Using Overland to Geotag Photos with Lightroom

Geotagging photos in Adobe Lightroom.

After semi-accidentally ending up at SantaCon in San Francisco last weekend, I was wondering how I could geo-tag my photos more easily. If you’re only taking pictures with your smartphone, that’s not much of an issue as the internal GPS applies the metadata automatically. But lots of modern cameras still don’t come with an internal GPS or require some ridiculous add-ons.

So what to do when you end up with photos that don’t have location metadata written yet? Adobe Lightroom allows you to drag & drop photos onto a map. Besides this being tedious work, it requires you to have a nearly photographic memory to remember where took all those photos (In which case you might not be much into actual photography 😉). The second option given is to load a GPX track file in which you recorded your movement. The location timestamps can then be aligned with the metadata of your photos to automate the writing of the location metadata.

Sounds great, but always having to remember to start recording a GPS track through some additional software is just as annoying as having to put an additional GPS dongle on your camera. Luckily, I’m already passively recording my location by running Overland on my iOS phone and store the collected GPS coordinates in Open Humans. Which means I have a huge backlog of my personal location data that’s recorded more or less 24/7, making it an ideal data source to geo-tag all of my photos.

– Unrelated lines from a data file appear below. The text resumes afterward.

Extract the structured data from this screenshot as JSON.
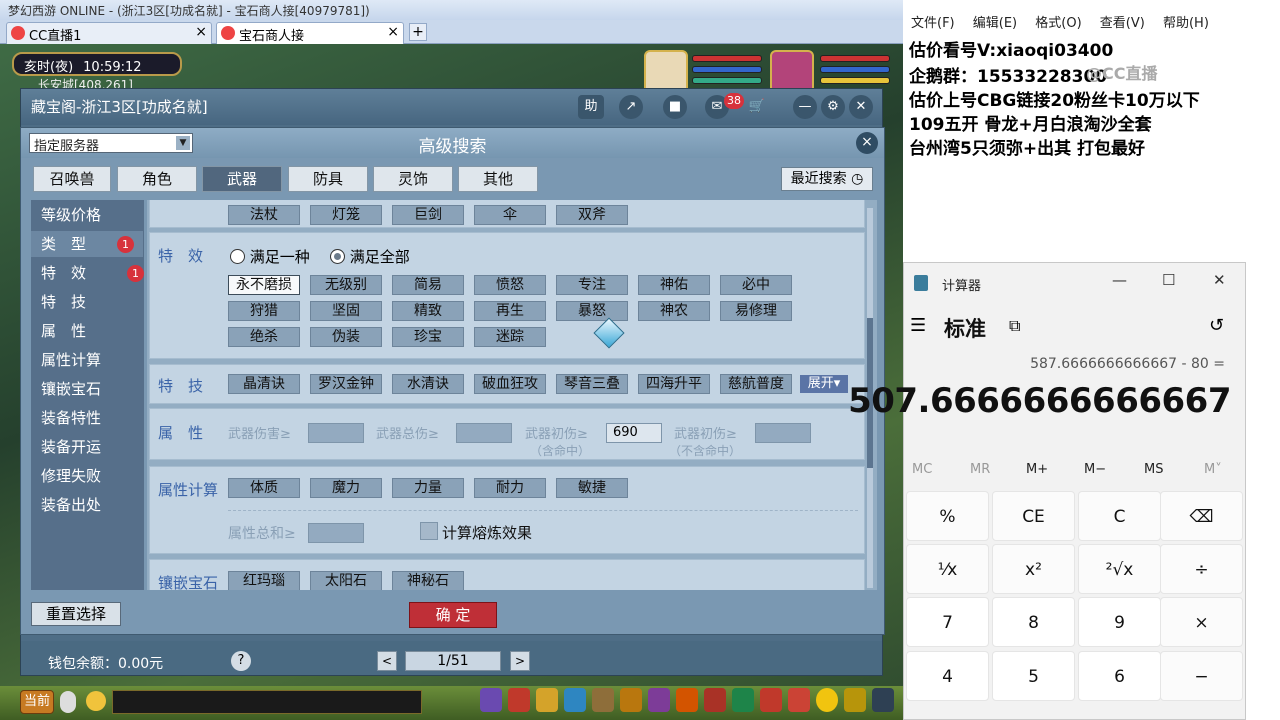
{
  "game_window": {
    "title": "梦幻西游 ONLINE - (浙江3区[功成名就] - 宝石商人接[40979781])",
    "tabs": [
      "CC直播1",
      "宝石商人接"
    ],
    "new_tab_symbol": "+",
    "clock": {
      "period": "亥时(夜)",
      "time": "10:59:12",
      "map": "长安城[408,261]"
    }
  },
  "cbg": {
    "title": "藏宝阁-浙江3区[功成名就]",
    "help_label": "助",
    "message_count": "38",
    "wallet": "钱包余额：0.00元",
    "help_q": "?",
    "page": "1/51",
    "prev": "<",
    "next": ">"
  },
  "dialog": {
    "title": "高级搜索",
    "server_select": "指定服务器",
    "close": "×",
    "categories": [
      "召唤兽",
      "角色",
      "武器",
      "防具",
      "灵饰",
      "其他"
    ],
    "active_category": "武器",
    "recent_search": "最近搜索",
    "sidebar": [
      {
        "label": "等级价格"
      },
      {
        "label": "类　型",
        "badge": "1"
      },
      {
        "label": "特　效",
        "badge": "1"
      },
      {
        "label": "特　技"
      },
      {
        "label": "属　性"
      },
      {
        "label": "属性计算"
      },
      {
        "label": "镶嵌宝石"
      },
      {
        "label": "装备特性"
      },
      {
        "label": "装备开运"
      },
      {
        "label": "修理失败"
      },
      {
        "label": "装备出处"
      }
    ],
    "weapon_types_partial": [
      "法杖",
      "灯笼",
      "巨剑",
      "伞",
      "双斧"
    ],
    "effects": {
      "label": "特　效",
      "radio_any": "满足一种",
      "radio_all": "满足全部",
      "options": [
        "永不磨损",
        "无级别",
        "简易",
        "愤怒",
        "专注",
        "神佑",
        "必中",
        "狩猎",
        "坚固",
        "精致",
        "再生",
        "暴怒",
        "神农",
        "易修理",
        "绝杀",
        "伪装",
        "珍宝",
        "迷踪"
      ],
      "selected": "永不磨损"
    },
    "skills": {
      "label": "特　技",
      "options": [
        "晶清诀",
        "罗汉金钟",
        "水清诀",
        "破血狂攻",
        "琴音三叠",
        "四海升平",
        "慈航普度"
      ],
      "expand": "展开"
    },
    "attributes": {
      "label": "属　性",
      "weapon_damage": "武器伤害≥",
      "weapon_total": "武器总伤≥",
      "init_damage_incl": "武器初伤≥",
      "init_damage_incl_value": "690",
      "init_damage_incl_note": "（含命中）",
      "init_damage_excl": "武器初伤≥",
      "init_damage_excl_note": "（不含命中）"
    },
    "attr_calc": {
      "label": "属性计算",
      "options": [
        "体质",
        "魔力",
        "力量",
        "耐力",
        "敏捷"
      ],
      "sum_label": "属性总和≥",
      "refine_label": "计算熔炼效果"
    },
    "gems": {
      "label": "镶嵌宝石",
      "options": [
        "红玛瑙",
        "太阳石",
        "神秘石"
      ]
    },
    "reset": "重置选择",
    "confirm": "确 定"
  },
  "taskbar": {
    "current": "当前"
  },
  "notepad": {
    "menu": [
      "文件(F)",
      "编辑(E)",
      "格式(O)",
      "查看(V)",
      "帮助(H)"
    ],
    "lines": [
      "估价看号V:xiaoqi03400",
      "企鹅群：15533228300",
      "估价上号CBG链接20粉丝卡10万以下",
      "109五开 骨龙+月白浪淘沙全套",
      "台州湾5只须弥+出其 打包最好"
    ],
    "watermark": "@CC直播"
  },
  "calculator": {
    "title": "计算器",
    "mode": "标准",
    "expression": "587.6666666666667 - 80 =",
    "result": "507.6666666666667",
    "memory": [
      "MC",
      "MR",
      "M+",
      "M−",
      "MS",
      "M˅"
    ],
    "keys": [
      [
        "%",
        "CE",
        "C",
        "⌫"
      ],
      [
        "¹⁄x",
        "x²",
        "²√x",
        "÷"
      ],
      [
        "7",
        "8",
        "9",
        "×"
      ],
      [
        "4",
        "5",
        "6",
        "−"
      ]
    ],
    "minimize": "—",
    "maximize": "☐",
    "close": "✕"
  },
  "colors": {
    "accent_red": "#bf2f37",
    "panel": "#c3d4e3",
    "header": "#4e6d86"
  }
}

There’s only one single catch: Overland delivers all its data as GeoJSON data points by default. So to make use of the location history it needs to be converted into the GPX format. Fortunately it turns out that it’s rather easy to write those GPX-formatted tracks, especially if all one is interested in are the latitude, longitude and timestamps. In fact it’s so easy that it can easily be run in a short Personal Data Notebook right on Open Humans.

After running this notebook one can easily download the newly created GPX files and import them into Adobe Lightroom and start the automated geo-tagging process. The GPX file itself will contain a track for each day of the month, but Lightroom automatically gives you the option to use data of given days or all found tracks (as long as your tracks have less than 50,000 points in total).

If you want to setup the same workflow from scratch, these are the steps:

And that’s it. Or at least that’s it if you remembered to set the time zone on your camera correctly - which is necessary so that the time of your GPS tracks and the metadata in your photos are aligned. But all hope is lost otherwise, as you can set a time zone offset through Lightroom to shift the time zones of your GPS track so that they align with the photo timestamps.

With the GPS data now written to your photos e.g. Flickr will now automatically display a map of where the photos were taken right next to the images.

Bonus uses & Google Location History!

If you’re not running Overland to collect your GPS data you might be able to use your Google Location History instead. A notebook to convert the Google Location History data to GPX is available as well.

And having the data as GPX has another big benefit: You can import those tracks right into Google Earth and start exploring it there!

Some of my GPS tracks around my office.

Bastian Greshake Tzovaras

Bastian Greshake Tzovaras

Generally, things are better if you put open* in front of them.

orcid scholar rss facebook twitter github youtube mail spotify instagram linkedin flickr